### Work item
All that is needed is each line of the entries holding the word "master", copied as it stands.

### Excerpted data

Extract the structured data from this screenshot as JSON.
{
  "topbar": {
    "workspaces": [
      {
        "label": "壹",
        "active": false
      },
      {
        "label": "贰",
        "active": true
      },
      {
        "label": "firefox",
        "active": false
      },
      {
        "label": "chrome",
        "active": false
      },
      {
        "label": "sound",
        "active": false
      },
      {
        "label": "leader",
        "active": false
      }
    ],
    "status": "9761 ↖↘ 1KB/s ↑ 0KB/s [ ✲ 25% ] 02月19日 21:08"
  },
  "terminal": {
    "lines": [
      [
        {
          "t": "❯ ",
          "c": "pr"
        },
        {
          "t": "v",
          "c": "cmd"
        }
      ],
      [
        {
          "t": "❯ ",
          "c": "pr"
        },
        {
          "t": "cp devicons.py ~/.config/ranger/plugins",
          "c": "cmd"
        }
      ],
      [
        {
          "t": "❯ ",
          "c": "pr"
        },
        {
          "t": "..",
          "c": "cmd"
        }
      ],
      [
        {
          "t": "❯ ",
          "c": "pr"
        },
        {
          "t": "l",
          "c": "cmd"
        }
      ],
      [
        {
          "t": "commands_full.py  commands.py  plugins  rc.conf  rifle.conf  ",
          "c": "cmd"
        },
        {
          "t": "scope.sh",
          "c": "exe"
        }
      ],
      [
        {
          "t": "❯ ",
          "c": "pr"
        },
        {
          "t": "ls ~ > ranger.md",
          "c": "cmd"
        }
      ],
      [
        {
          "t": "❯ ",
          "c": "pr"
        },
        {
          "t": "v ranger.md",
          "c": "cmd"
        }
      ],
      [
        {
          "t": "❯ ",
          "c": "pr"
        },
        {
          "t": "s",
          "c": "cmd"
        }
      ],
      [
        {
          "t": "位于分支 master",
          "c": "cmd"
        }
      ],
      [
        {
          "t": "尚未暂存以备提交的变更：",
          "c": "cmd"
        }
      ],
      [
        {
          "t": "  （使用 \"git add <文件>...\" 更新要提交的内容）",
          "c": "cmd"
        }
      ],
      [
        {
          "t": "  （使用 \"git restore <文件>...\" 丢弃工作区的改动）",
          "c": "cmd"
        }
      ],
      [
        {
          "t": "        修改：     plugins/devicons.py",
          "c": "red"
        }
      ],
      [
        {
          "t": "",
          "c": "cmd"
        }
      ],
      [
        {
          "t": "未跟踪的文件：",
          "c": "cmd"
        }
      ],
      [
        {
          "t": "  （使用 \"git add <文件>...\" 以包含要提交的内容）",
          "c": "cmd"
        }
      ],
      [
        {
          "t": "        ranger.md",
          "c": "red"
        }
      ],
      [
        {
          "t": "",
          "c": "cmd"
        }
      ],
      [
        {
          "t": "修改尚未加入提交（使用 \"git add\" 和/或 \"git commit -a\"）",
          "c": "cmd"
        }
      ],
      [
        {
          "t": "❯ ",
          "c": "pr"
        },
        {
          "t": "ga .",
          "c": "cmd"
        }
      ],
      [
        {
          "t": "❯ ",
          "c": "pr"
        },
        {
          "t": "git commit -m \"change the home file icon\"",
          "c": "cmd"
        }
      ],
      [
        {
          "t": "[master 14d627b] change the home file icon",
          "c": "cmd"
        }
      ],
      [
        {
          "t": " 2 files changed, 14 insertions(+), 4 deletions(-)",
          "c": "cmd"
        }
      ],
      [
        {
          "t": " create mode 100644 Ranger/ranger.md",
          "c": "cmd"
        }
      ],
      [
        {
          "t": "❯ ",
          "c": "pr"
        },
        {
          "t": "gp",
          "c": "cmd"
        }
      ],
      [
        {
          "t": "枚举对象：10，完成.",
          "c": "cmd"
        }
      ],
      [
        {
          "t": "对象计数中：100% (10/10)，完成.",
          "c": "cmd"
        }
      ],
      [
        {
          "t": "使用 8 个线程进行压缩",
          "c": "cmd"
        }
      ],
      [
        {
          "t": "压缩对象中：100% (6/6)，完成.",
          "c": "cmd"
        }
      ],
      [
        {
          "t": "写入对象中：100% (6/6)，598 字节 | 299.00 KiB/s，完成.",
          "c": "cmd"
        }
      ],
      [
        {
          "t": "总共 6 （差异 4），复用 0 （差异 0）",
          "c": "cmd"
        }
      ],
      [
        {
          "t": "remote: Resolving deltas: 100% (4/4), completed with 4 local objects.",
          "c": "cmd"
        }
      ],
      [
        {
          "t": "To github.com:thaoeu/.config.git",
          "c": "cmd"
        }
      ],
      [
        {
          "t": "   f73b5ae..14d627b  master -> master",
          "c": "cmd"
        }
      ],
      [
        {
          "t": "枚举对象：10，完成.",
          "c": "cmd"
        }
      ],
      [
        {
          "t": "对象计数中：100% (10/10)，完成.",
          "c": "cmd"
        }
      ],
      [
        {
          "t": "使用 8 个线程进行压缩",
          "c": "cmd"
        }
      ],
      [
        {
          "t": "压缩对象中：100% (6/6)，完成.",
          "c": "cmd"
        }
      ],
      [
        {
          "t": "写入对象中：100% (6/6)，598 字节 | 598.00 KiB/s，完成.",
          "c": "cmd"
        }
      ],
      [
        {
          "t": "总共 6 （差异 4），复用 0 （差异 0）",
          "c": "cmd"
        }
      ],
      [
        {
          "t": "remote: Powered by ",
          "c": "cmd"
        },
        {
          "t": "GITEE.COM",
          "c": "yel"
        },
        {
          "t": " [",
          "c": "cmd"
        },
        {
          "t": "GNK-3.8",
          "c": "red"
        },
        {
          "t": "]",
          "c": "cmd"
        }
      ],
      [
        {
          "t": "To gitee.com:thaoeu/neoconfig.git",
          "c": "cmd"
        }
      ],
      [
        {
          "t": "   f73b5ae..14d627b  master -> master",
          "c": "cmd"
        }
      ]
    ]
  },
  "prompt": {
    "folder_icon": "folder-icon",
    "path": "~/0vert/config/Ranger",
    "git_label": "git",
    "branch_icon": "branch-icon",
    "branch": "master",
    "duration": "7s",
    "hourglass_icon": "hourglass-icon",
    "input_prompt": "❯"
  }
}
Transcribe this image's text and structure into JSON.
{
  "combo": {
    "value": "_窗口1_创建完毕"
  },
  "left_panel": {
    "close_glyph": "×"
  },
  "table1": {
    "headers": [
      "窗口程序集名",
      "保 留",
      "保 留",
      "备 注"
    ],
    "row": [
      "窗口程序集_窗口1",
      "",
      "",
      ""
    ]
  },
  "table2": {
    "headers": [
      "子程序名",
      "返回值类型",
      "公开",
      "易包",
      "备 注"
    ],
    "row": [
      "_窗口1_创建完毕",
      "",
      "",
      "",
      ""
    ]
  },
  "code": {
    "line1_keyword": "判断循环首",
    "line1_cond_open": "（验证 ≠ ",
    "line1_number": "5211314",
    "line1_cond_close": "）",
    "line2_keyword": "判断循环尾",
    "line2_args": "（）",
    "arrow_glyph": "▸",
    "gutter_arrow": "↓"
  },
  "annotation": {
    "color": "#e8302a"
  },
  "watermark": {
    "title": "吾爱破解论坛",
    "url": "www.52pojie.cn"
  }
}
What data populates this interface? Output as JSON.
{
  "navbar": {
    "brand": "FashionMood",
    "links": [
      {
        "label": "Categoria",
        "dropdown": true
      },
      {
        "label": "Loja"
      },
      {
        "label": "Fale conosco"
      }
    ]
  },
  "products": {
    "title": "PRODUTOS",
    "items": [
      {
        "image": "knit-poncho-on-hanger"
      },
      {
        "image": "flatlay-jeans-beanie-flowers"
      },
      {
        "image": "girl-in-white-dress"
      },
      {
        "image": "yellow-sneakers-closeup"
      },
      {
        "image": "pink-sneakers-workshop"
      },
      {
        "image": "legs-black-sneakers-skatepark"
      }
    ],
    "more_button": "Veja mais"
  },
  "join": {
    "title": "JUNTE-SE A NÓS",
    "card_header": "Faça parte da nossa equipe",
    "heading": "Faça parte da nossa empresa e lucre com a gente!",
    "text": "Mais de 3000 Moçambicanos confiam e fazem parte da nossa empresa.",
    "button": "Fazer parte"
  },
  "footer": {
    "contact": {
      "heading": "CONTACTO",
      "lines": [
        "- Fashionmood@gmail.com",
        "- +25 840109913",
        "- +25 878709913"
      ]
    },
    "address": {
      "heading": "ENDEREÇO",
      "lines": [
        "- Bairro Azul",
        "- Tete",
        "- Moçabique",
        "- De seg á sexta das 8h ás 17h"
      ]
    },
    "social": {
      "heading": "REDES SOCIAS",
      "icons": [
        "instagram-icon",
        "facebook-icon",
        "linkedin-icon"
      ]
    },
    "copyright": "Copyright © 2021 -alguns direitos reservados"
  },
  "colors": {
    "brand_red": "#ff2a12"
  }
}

### Solution to the exercise
          "t": "位于分支 master",
          "t": "[master 14d627b] change the home file icon",
          "t": "   f73b5ae..14d627b  master -> master",
          "t": "   f73b5ae..14d627b  master -> master",
    "branch": "master",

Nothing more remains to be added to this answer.